Dictionary of National Biography, 1885-1900/Davenport, Mary Ann

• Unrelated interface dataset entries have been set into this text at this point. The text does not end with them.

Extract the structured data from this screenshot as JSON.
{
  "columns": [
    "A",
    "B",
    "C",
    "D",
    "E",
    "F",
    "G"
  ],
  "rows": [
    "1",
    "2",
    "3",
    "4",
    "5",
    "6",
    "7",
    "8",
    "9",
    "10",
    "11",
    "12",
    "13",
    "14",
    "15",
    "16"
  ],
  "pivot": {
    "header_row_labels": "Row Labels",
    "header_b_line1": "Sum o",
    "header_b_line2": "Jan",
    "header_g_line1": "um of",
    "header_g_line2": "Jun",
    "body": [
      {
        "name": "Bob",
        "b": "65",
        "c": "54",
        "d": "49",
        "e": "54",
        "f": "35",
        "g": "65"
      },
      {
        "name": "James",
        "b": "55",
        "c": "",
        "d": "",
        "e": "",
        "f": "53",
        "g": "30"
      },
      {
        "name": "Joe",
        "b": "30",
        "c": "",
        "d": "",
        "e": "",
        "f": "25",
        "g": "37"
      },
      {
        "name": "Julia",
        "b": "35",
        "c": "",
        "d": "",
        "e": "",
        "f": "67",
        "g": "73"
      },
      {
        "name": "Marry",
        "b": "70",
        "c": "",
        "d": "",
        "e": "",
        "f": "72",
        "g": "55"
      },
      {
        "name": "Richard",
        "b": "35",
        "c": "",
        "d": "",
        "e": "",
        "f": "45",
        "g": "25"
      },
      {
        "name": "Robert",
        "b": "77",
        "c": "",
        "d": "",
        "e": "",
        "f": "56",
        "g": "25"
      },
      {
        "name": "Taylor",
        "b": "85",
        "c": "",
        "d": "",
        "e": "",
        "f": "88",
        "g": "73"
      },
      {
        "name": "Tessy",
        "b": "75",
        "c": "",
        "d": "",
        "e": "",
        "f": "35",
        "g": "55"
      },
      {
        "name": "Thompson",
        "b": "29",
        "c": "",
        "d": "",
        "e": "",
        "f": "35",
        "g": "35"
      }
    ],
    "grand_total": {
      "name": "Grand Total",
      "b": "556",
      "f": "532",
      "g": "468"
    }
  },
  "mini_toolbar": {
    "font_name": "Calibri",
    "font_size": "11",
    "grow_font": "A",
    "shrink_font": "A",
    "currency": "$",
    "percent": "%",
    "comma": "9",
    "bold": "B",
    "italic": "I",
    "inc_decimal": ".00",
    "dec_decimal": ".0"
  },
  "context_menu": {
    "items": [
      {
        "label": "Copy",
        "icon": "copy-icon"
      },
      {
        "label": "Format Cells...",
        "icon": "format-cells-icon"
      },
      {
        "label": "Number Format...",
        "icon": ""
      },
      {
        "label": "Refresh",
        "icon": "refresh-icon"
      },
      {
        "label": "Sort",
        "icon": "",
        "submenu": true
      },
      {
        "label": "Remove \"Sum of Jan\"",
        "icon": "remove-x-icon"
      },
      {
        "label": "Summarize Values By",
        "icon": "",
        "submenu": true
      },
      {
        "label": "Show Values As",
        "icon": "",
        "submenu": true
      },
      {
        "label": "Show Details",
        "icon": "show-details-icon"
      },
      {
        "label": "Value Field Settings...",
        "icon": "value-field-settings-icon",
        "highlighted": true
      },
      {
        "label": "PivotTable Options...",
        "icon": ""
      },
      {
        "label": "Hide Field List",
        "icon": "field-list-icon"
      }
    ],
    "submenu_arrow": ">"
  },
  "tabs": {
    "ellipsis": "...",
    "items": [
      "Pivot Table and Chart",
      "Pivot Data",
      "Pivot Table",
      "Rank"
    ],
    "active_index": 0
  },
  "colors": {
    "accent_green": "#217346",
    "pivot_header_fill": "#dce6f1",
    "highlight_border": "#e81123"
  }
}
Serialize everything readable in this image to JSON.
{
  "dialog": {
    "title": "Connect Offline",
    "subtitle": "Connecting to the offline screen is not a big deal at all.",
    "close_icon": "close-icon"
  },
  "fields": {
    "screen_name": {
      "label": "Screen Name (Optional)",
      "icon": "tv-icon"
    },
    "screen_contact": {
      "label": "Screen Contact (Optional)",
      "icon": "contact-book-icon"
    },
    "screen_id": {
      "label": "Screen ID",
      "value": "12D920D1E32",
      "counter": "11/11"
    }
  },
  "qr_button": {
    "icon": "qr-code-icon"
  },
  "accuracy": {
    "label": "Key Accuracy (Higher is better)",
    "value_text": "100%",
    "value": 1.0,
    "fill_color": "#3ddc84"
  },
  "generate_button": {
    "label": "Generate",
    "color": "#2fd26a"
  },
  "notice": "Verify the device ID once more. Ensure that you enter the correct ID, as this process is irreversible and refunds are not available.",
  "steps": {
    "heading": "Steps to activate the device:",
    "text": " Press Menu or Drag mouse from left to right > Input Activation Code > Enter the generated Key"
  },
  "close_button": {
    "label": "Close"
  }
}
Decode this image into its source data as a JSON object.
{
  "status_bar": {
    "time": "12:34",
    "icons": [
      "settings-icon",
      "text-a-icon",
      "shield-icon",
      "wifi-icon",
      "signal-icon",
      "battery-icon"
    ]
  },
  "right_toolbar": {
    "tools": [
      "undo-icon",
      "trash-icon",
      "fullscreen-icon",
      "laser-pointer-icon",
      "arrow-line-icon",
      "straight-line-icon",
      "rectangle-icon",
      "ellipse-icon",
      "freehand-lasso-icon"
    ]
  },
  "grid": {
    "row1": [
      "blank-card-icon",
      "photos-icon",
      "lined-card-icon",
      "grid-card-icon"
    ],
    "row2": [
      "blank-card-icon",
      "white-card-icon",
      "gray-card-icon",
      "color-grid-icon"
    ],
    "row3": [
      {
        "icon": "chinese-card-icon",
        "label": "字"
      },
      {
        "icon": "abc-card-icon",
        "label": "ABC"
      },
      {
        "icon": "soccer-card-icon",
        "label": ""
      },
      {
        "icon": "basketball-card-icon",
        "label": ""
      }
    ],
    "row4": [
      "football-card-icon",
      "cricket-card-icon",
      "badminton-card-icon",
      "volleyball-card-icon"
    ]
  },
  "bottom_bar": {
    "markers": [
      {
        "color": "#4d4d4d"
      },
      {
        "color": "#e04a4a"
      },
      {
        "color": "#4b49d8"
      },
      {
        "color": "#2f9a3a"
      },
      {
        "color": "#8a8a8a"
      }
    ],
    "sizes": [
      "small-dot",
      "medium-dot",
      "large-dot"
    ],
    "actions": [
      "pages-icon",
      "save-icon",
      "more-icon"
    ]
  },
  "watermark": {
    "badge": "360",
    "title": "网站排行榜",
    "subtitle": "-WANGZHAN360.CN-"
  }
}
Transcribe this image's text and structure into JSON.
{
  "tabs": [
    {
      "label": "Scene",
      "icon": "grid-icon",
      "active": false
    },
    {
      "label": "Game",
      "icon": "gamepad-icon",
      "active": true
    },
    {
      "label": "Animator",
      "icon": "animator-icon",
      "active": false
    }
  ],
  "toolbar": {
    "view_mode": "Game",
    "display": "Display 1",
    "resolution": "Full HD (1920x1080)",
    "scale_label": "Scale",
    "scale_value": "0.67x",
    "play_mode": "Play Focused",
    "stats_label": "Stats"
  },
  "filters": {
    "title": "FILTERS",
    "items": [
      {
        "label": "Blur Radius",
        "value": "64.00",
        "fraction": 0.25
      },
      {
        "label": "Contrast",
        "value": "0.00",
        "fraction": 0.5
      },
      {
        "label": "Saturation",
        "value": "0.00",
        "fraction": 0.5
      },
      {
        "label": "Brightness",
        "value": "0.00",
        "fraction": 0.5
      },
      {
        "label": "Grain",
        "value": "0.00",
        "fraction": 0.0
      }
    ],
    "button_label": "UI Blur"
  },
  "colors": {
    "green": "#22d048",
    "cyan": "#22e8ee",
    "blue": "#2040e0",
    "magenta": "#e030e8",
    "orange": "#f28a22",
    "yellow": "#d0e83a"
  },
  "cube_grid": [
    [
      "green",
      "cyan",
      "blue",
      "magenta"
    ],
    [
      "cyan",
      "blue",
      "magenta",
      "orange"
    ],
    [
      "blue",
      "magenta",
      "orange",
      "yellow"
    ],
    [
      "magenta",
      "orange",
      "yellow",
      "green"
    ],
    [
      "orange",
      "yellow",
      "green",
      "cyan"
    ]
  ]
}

DAVENPORT, MARY ANN (1765?–1843), actress, whose maiden name was Harvey, was born at Launceston. Her first appearance on the stage took place at Bath on 21 Dec. 1784 as Lappet in ‘The Miser’ of Fielding. After staying in Bath two seasons she went to Exeter, where she married Davenport, an actor of the Exeter company. With him she proceeded to Birmingham, and, after vainly seeking an engagement in London, to the Crow Street Theatre, Dublin, where she opened as Rosalind. Up to this time she had naturally played juvenile heroines, in which she showed archness and exuberant spirits. Upon an emergency, however, she undertook in a revival the part of an old woman. Her success in this was so great that she was never able to return to her former line. She was accordingly engaged at Covent Garden to replace Mrs. Webb, to whom she was greatly superior, and appeared for the first time at that house on 24 Sept. 1794 as Mrs. Hardcastle in ‘She Stoops to Conquer.’ In the course of the season she played Lady Wronghead in the ‘Provoked Husband,’ the Nurse in ‘Romeo and Juliet,’ the Duenna, and many similar characters. To these she added at the same theatre in 1795–6 Mrs. Malaprop, Mrs. Quickly in ‘King Henry IV, Part I.,’ and ‘Merry Wives of Windsor,’ and Mrs. Peachum in the ‘Beggar's Opera.’ At the Haymarket in 1797, and in subsequent years at one or other of the theatres named, she played Miss Lucretia M'Tab in ‘The Poor Gentleman,’ Mrs. Quickly in ‘King Henry IV, Part II.,’ and ‘King Henry V,’ Mrs. Heidelberg in ‘The Clandestine Marriage,’ and very many similar parts. She was the original Deborah Dowlas in Colman's ‘Heir-at-Law,’ Dame Ashfield in Morton's ‘Speed the Plough,’ Mrs. Brulgruddery in Colman's ‘John Bull,’ Monica in Dimond's ‘Foundling of the Forest,’ and Dame Gertrude in ‘The Forest of Bondy, or the Dog of Montargis.’ In these and very many similar rôles she won a high and well-deserved reputation. Her last performance was for her benefit, Covent Garden, on 25 May 1830, when she played the Nurse in ‘Romeo and Juliet.’ She died on 9 May 1843, aged 78, or, according to another account, 84 years. She bore a high reputation as an actress and a woman. During the life of her husband she lived in great privacy; after his death, on 13 March 1814, she drew, with a daughter, into practical seclusion. She had also a son who held an Indian appointment. Davenport was eclipsed by his wife, and is an object of some banter in theatrical records. He was, however, a good speaker and a useful member of the Covent Garden Theatre, which, on account of ill-health, he quitted in 1812.

[Genest's Account of the English Stage; Dramatic Mag. vol. ii.; Oxberry's Dramatic Biography, vol. ii.; Cole's Life of Charles Kean, 1859; Thespian Dict.]

J. K.